* **DATA TO PROCESS**:
----
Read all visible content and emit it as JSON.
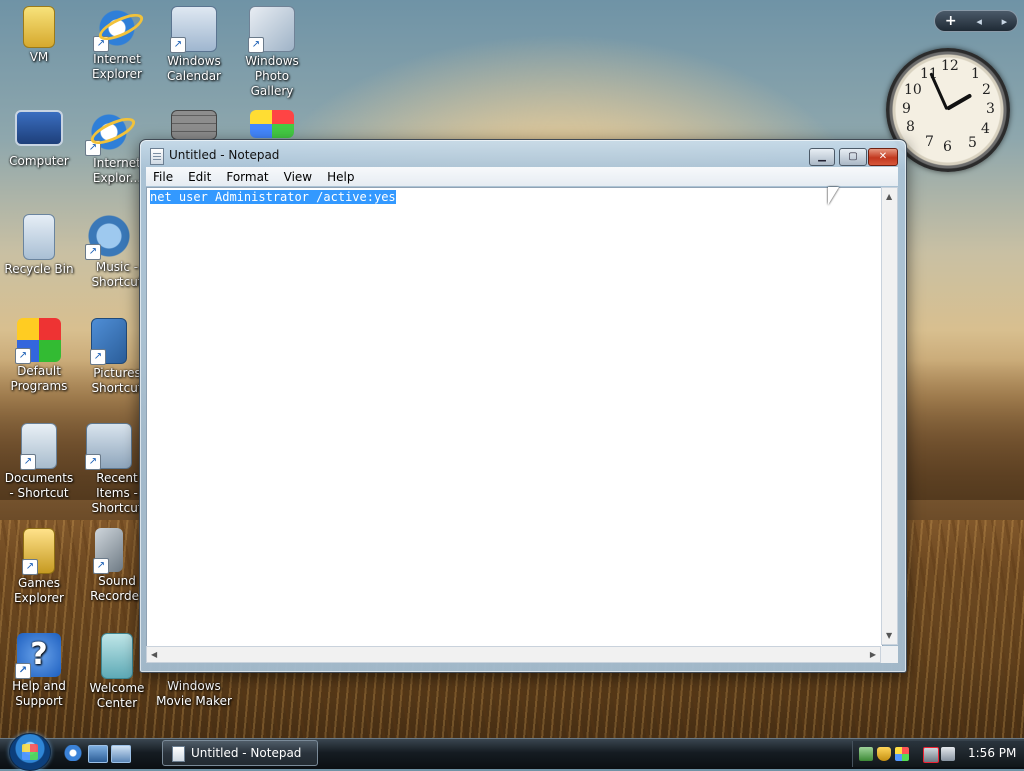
{
  "desktop": {
    "icons": [
      {
        "label": "VM"
      },
      {
        "label": "Internet Explorer"
      },
      {
        "label": "Windows Calendar"
      },
      {
        "label": "Windows Photo Gallery"
      },
      {
        "label": "Computer"
      },
      {
        "label": "Internet Explor..."
      },
      {
        "label": "Recycle Bin"
      },
      {
        "label": "Music - Shortcut"
      },
      {
        "label": "Default Programs"
      },
      {
        "label": "Pictures Shortcut"
      },
      {
        "label": "Documents - Shortcut"
      },
      {
        "label": "Recent Items - Shortcut"
      },
      {
        "label": "Games Explorer"
      },
      {
        "label": "Sound Recorder"
      },
      {
        "label": "Help and Support"
      },
      {
        "label": "Welcome Center"
      },
      {
        "label": "Windows Movie Maker"
      }
    ]
  },
  "sidebar": {
    "add_label": "+",
    "prev_label": "◂",
    "next_label": "▸",
    "clock_numbers": [
      "12",
      "1",
      "2",
      "3",
      "4",
      "5",
      "6",
      "7",
      "8",
      "9",
      "10",
      "11"
    ]
  },
  "notepad": {
    "title": "Untitled - Notepad",
    "menu": [
      "File",
      "Edit",
      "Format",
      "View",
      "Help"
    ],
    "content": "net user Administrator /active:yes",
    "content_selected": true
  },
  "taskbar": {
    "task_label": "Untitled - Notepad",
    "clock": "1:56 PM"
  }
}
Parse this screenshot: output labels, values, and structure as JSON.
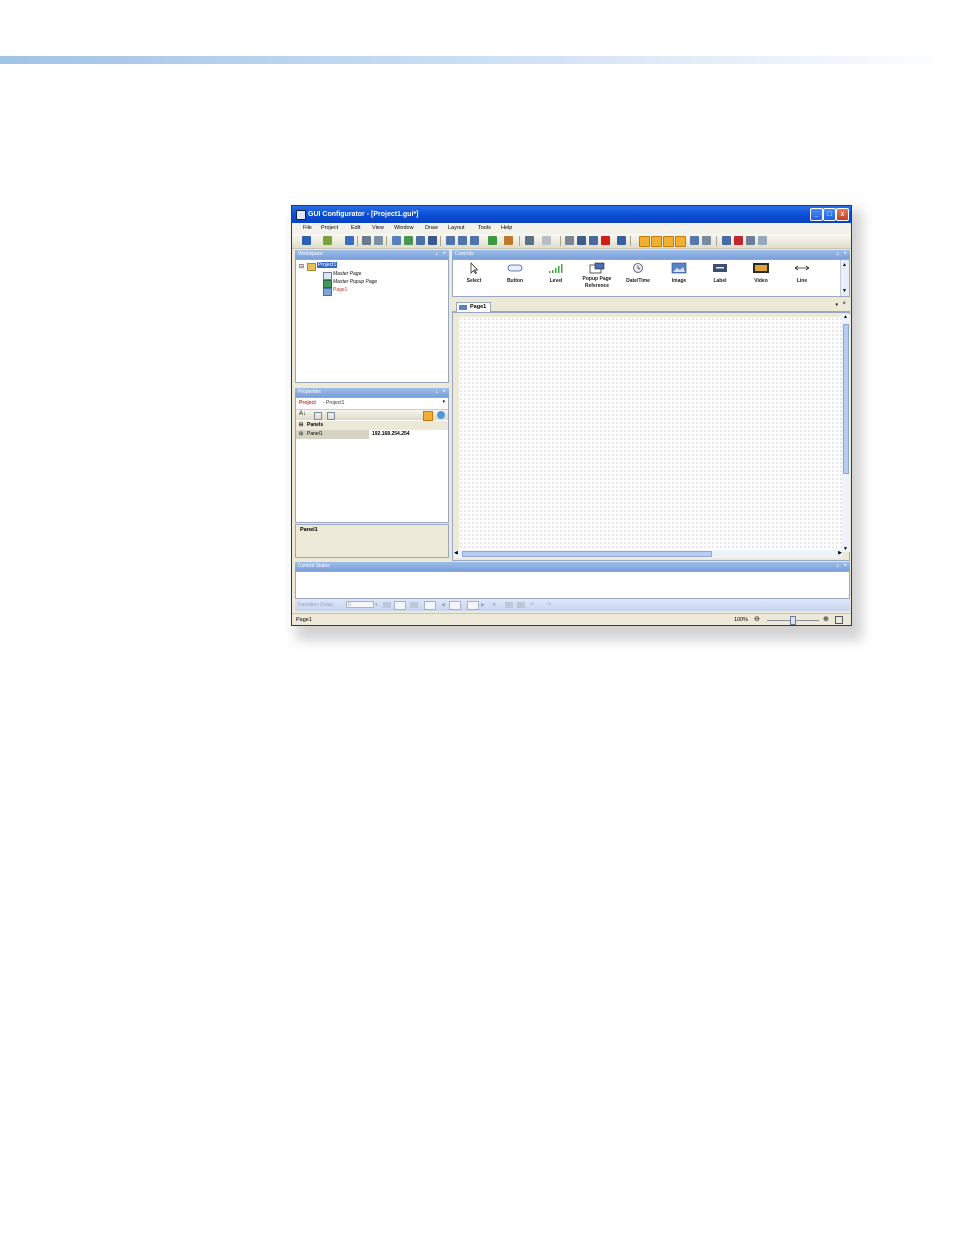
{
  "window": {
    "title": "GUI Configurator - [Project1.gui*]",
    "buttons": [
      "_",
      "□",
      "x"
    ]
  },
  "menu": [
    "File",
    "Project",
    "Edit",
    "View",
    "Window",
    "Draw",
    "Layout",
    "Tools",
    "Help"
  ],
  "workspace": {
    "title": "Workspace",
    "tree": {
      "root": "Project1",
      "children": [
        "Master Page",
        "Master Popup Page",
        "Page1"
      ]
    }
  },
  "properties": {
    "title": "Properties",
    "selector_bold": "Project",
    "selector_rest": " - Project1",
    "group": "Panels",
    "row_name": "Panel1",
    "row_value": "192.168.254.254",
    "description": "Panel1"
  },
  "controls": {
    "title": "Controls",
    "items": [
      "Select",
      "Button",
      "Level",
      "Popup Page Reference",
      "Date/Time",
      "Image",
      "Label",
      "Video",
      "Line"
    ]
  },
  "document_tab": "Page1",
  "control_states": {
    "title": "Control States",
    "transition_label": "Transition Delay:",
    "transition_value": "0"
  },
  "status": {
    "page": "Page1",
    "zoom": "100%"
  },
  "colors": {
    "title_bar": "#0a4fd6",
    "panel_header": "#7b9fd9",
    "chrome": "#ece9d8",
    "accent_band": "#9fc3e8"
  }
}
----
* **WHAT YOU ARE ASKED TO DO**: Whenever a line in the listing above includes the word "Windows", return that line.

* **SOLUTION TO THIS TASK**:
        "label": "Windows Calendar"
        "label": "Windows Photo Gallery"
        "label": "Windows Movie Maker"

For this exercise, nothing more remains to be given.